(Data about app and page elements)
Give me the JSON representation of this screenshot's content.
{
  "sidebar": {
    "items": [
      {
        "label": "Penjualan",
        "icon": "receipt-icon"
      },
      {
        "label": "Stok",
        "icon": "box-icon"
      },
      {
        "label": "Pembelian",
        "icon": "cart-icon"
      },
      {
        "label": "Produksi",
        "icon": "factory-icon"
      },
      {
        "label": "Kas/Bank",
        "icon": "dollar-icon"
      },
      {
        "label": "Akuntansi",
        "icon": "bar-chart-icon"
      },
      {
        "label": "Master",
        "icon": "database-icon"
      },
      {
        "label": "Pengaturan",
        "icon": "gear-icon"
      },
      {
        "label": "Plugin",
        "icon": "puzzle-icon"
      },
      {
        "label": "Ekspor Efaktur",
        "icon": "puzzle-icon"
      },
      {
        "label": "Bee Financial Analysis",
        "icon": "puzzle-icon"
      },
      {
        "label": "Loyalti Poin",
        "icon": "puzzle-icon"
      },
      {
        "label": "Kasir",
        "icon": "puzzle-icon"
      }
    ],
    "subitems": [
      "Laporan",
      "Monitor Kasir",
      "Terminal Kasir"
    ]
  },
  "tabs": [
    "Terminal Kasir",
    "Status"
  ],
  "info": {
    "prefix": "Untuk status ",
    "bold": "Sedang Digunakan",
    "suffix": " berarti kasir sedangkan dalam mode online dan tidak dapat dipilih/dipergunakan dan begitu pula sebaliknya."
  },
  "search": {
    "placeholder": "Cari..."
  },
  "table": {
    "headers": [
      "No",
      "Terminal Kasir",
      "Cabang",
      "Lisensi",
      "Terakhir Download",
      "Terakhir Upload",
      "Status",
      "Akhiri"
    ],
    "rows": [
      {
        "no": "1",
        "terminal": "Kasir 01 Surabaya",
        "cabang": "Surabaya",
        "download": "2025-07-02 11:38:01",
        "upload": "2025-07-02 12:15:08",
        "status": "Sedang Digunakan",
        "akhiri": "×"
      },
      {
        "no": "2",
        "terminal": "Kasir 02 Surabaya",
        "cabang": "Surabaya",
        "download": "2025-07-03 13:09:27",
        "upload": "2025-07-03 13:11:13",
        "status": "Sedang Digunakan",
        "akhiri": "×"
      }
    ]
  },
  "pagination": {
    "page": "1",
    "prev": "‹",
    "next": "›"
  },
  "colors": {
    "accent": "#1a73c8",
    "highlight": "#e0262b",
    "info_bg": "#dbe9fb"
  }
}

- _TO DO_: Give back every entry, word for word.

- _RESPONSE BELOW_:
Give me the JSON representation of this screenshot's content.
{
  "sidebar": {
    "items": [
      {
        "label": "Penjualan",
        "icon": "receipt-icon"
      },
      {
        "label": "Stok",
        "icon": "box-icon"
      },
      {
        "label": "Pembelian",
        "icon": "cart-icon"
      },
      {
        "label": "Produksi",
        "icon": "factory-icon"
      },
      {
        "label": "Kas/Bank",
        "icon": "dollar-icon"
      },
      {
        "label": "Akuntansi",
        "icon": "bar-chart-icon"
      },
      {
        "label": "Master",
        "icon": "database-icon"
      },
      {
        "label": "Pengaturan",
        "icon": "gear-icon"
      },
      {
        "label": "Plugin",
        "icon": "puzzle-icon"
      },
      {
        "label": "Ekspor Efaktur",
        "icon": "puzzle-icon"
      },
      {
        "label": "Bee Financial Analysis",
        "icon": "puzzle-icon"
      },
      {
        "label": "Loyalti Poin",
        "icon": "puzzle-icon"
      },
      {
        "label": "Kasir",
        "icon": "puzzle-icon"
      }
    ],
    "subitems": [
      "Laporan",
      "Monitor Kasir",
      "Terminal Kasir"
    ]
  },
  "tabs": [
    "Terminal Kasir",
    "Status"
  ],
  "info": {
    "prefix": "Untuk status ",
    "bold": "Sedang Digunakan",
    "suffix": " berarti kasir sedangkan dalam mode online dan tidak dapat dipilih/dipergunakan dan begitu pula sebaliknya."
  },
  "search": {
    "placeholder": "Cari..."
  },
  "table": {
    "headers": [
      "No",
      "Terminal Kasir",
      "Cabang",
      "Lisensi",
      "Terakhir Download",
      "Terakhir Upload",
      "Status",
      "Akhiri"
    ],
    "rows": [
      {
        "no": "1",
        "terminal": "Kasir 01 Surabaya",
        "cabang": "Surabaya",
        "download": "2025-07-02 11:38:01",
        "upload": "2025-07-02 12:15:08",
        "status": "Sedang Digunakan",
        "akhiri": "×"
      },
      {
        "no": "2",
        "terminal": "Kasir 02 Surabaya",
        "cabang": "Surabaya",
        "download": "2025-07-03 13:09:27",
        "upload": "2025-07-03 13:11:13",
        "status": "Sedang Digunakan",
        "akhiri": "×"
      }
    ]
  },
  "pagination": {
    "page": "1",
    "prev": "‹",
    "next": "›"
  },
  "colors": {
    "accent": "#1a73c8",
    "highlight": "#e0262b",
    "info_bg": "#dbe9fb"
  }
}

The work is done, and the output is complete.